After reading the lines below, count those that contain "description" and give the count alone.

◆ Data provided:
☆ ☆ ☆ ☆ ☆ ☆ ☆

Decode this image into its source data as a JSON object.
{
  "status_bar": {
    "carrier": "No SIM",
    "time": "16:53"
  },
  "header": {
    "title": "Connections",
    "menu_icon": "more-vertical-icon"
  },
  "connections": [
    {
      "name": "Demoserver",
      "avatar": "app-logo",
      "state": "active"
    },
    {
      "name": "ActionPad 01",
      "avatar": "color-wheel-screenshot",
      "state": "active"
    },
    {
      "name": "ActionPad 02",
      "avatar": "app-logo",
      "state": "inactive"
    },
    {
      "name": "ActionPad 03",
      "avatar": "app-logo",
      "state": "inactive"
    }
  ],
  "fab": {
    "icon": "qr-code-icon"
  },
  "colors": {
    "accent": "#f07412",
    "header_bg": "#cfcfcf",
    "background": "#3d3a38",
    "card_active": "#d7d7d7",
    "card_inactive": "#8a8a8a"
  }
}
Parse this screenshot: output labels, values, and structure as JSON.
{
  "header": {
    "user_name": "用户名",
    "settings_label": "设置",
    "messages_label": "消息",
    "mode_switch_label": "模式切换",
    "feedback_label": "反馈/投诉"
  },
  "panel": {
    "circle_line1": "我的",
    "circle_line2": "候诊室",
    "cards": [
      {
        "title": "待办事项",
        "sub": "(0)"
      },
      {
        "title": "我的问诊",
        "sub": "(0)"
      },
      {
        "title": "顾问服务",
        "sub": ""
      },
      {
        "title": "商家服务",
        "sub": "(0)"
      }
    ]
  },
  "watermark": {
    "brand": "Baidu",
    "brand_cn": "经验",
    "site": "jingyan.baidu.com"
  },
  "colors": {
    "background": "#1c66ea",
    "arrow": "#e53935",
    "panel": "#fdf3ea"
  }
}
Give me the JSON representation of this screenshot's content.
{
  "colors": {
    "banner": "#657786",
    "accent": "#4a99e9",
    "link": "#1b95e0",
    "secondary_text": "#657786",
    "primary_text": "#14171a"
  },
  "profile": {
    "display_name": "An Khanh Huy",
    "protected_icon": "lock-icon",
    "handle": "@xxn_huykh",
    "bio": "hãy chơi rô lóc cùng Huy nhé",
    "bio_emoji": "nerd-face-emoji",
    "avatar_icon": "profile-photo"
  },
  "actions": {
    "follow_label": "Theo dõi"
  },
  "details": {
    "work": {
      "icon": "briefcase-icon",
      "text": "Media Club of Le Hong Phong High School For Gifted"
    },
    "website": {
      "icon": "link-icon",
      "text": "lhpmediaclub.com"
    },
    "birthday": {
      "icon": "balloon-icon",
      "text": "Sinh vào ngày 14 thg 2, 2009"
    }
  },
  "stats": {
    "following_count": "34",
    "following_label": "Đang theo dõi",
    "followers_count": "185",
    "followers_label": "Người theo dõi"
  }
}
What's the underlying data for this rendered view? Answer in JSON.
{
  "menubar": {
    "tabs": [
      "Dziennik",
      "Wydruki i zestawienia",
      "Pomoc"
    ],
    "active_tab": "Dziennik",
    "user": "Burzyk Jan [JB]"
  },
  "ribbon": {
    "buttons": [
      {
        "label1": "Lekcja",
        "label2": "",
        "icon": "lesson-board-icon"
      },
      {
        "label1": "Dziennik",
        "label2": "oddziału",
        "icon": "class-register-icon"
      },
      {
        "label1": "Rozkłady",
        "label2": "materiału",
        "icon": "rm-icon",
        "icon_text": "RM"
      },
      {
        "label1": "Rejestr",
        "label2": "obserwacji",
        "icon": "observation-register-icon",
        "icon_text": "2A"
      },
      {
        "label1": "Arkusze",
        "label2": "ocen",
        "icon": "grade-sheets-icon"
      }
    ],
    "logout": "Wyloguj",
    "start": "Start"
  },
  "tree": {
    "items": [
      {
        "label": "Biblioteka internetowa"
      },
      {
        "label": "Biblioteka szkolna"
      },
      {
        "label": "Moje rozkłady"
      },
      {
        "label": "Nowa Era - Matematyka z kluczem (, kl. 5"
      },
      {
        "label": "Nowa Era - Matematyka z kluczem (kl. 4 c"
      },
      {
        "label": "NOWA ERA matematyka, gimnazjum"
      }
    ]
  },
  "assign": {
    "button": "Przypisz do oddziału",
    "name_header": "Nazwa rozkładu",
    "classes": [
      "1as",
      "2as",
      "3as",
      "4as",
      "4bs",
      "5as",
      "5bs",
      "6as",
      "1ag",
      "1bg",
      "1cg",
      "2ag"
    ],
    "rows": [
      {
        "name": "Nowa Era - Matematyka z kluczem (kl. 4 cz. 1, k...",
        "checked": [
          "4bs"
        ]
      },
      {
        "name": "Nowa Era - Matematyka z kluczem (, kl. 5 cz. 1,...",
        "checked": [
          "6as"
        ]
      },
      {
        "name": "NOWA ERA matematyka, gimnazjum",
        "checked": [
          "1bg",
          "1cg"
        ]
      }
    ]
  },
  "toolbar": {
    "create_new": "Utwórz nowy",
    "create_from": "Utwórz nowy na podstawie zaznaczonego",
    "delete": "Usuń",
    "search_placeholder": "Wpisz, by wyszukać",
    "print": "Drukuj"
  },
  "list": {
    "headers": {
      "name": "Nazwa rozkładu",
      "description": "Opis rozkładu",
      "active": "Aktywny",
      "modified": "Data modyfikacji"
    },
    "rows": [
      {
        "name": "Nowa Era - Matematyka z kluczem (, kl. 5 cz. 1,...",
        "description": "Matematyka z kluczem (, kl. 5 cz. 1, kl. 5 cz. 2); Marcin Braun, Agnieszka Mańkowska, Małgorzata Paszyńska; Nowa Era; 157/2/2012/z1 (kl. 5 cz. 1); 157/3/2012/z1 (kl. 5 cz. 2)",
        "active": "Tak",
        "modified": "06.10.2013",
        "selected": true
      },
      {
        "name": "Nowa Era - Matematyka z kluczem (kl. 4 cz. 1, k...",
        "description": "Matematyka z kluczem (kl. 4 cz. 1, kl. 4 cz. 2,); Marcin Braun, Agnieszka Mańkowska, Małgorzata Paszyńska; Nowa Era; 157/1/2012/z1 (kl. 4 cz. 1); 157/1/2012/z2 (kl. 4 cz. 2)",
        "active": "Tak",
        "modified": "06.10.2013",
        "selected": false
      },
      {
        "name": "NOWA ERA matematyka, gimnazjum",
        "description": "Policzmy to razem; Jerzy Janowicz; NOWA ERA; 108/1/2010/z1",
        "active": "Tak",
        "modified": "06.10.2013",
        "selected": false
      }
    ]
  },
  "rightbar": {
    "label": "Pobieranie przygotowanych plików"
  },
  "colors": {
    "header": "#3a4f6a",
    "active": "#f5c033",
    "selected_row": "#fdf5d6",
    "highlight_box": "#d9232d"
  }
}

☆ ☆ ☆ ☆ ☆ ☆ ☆

◆ Exercise result: 4